Virtua Quest is a great concept, but a quick play with some faulty mechanics.
The games story revolves around the young and naive hero Sei, who dives into a virtual world called the Nexus. The Nexus is a virtual world for people to escape the reality that is life in the future. Sei however, travels into the Nexus's old abandoned areas looking for data chips to sell for parts for his air bike. While searching, he comes across strange wanderers who warn him about Judgment six, an organization that uses data-cyborg based fighting drones called Durals, who wish to rule the Nexus. These strangers also introduce Sei to Virtua souls: sealed data and fighting techniques from various Virtua Fighters. These souls were recorded during the Virtua Fighter series tournaments and were leaked into the Nexus. Together, with the power of Virtua souls, Sei embarks on a journey to stop the evil Judgment Six, save the Nexus, and ultimately the entire world.

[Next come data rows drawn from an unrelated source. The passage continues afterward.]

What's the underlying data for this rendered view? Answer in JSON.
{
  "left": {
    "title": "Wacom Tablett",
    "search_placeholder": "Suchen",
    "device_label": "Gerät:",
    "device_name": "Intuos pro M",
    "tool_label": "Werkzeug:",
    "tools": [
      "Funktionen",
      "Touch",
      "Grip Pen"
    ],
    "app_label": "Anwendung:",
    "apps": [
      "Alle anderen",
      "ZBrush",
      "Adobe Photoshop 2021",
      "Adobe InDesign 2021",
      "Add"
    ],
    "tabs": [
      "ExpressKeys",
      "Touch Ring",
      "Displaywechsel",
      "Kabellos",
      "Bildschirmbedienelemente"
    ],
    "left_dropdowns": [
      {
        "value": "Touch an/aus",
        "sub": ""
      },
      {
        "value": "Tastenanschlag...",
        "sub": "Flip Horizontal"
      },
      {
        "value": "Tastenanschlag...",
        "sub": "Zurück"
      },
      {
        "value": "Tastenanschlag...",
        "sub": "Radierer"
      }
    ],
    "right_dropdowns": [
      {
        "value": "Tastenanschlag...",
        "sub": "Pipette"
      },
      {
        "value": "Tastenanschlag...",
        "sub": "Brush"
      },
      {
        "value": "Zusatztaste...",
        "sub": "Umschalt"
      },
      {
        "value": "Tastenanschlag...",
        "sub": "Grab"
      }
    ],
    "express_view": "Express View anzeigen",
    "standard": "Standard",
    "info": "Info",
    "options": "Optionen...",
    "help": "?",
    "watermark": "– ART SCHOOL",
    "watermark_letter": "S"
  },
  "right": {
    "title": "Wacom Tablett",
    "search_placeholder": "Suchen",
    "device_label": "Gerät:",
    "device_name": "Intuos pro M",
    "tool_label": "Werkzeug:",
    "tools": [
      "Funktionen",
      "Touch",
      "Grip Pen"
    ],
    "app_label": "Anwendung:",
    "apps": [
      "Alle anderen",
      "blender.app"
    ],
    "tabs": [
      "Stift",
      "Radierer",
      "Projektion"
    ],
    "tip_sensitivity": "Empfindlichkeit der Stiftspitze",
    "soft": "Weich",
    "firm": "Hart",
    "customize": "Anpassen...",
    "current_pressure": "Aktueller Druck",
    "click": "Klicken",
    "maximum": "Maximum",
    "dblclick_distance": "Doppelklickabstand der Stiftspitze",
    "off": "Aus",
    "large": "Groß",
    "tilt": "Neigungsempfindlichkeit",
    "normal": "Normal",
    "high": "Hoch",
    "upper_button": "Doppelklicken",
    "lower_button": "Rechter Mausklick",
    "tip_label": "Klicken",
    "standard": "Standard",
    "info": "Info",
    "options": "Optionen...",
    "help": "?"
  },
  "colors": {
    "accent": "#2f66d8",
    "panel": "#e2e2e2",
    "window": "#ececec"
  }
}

The game's levels break up into a decently well balanced split of platforming and fighting, but the latter is clearly the main focus. After each completed level you are given a rank based on your performance, and this increases your overall Hunter Rank. As you rank up more and more you are given the option to take the next rank Hunters Test, which changes your cosmetic appearance and fighting abilities. The highlight of this game is found in its customization of both your character and his sidekick Bit. As you complete hunter challenges and gain better licenses your character evolves. Your stats are based on one of the most interesting equipment dynamics I've ever seen. You are given a three dimensional grid in the shape of a cube. As you progresses through the game you gain not experience, but cash for purchasing tools. These tools come in a variety of different shapes and sizes based on their effects and you must strategize how to best fit them in your 3D grid. Your partner Bit can transform into a fairly large array of animals, each with unique abilities, depending on what you feed it. Just trying to unlock them all by farming cash is like an extreme game of Tamagachi, or a less interesting version of Digimon World.
Movement and platforming in this game is by far the biggest chore. The only camera control you have is resetting it behind you with the L-button. It's always important to have that feature in a game, but since the camera has no auto tracking with movements or combat, it does very little on its own. Platforming is broken up into a few different repeated obstacles, which the game familiarizes you with through a training mission in the beginning of the game. Jumping from spot to spot, wall hanging, wall running (Prince of Persia style), and of course your whip. Your whip can latch on to different colored orbs that move you in different ways. Some have you swing back and forth, in full circles, and some carry you to predetermined spots along a set path. In the regular missions the platforming never becomes overly difficult and missions don't require much platforming to begin with. However, due to the precision the game requires you to have to perform a specific task, it may take you several tries to get through even the simplest pit falls. In the hunter rank challenges, the precision needed to progress is amplified a hundred fold since they are completely pitfall based. The hidden Masters Test is borderline impossible due to the games mechanics. You will often find yourself counting the seconds your holding the jump button just to get from one block to another on a straight jump, which is nearly impossible if the camera isn't right. Hardcore platformers may be excited by the challenge, but unfortunately the game hasn't much to offer after you complete all four tests the game offers.
Fighting in this game is a bit more enjoyable, but can quickly become mundane since the mobs you encounter rarely become difficult to handle. The game attempts to keep it fresh by adding over 40 different Virtua Souls you can collect and being ablt to mix and match in your 6 move slots to create the ultimate warrior; however most of these skills are over kill for the average Dural until late in the game. Boss battles start off equally as simple and then skyrocket in difficulty later on. Each time you collect a Virtua Soul you must defeat a Virtua fighter to gain another one of his or hers corresponding skills. These battles also become drastically harder late in the game and often encourage a boring hit and run scenario with your unlimited SP. The game offers no lock on system with opponents unless you wish to use your whip on them in the air, and the lack of camera control has you smashing the L-bumper almost as often as you hit the A and X buttons. As far as attacking goes, the response time on pressing buttons is a little loose which can cause some problems, but for your average mob battle it usually goes unnoticed. Your biggest problems will be trying to keep a boss in your vision and being very careful how you hit the buttons.
Virtua Quest is definitely an interesting and decent game, but it's clearly not polished enough to be considered a great game. The overall unresponsiveness becomes its ultimate downfall. Its mobs are reminiscent of lifeless trash found in crappy hack and slash games, with nowhere near the volume of enemies to present a good challenge. Still, it presents a unique mixture of fighting and platforming. Plus the Masters Challenge, hidden souls, collectible Viruta models, and more offer a decent replay value after you complete its ten hour story mode.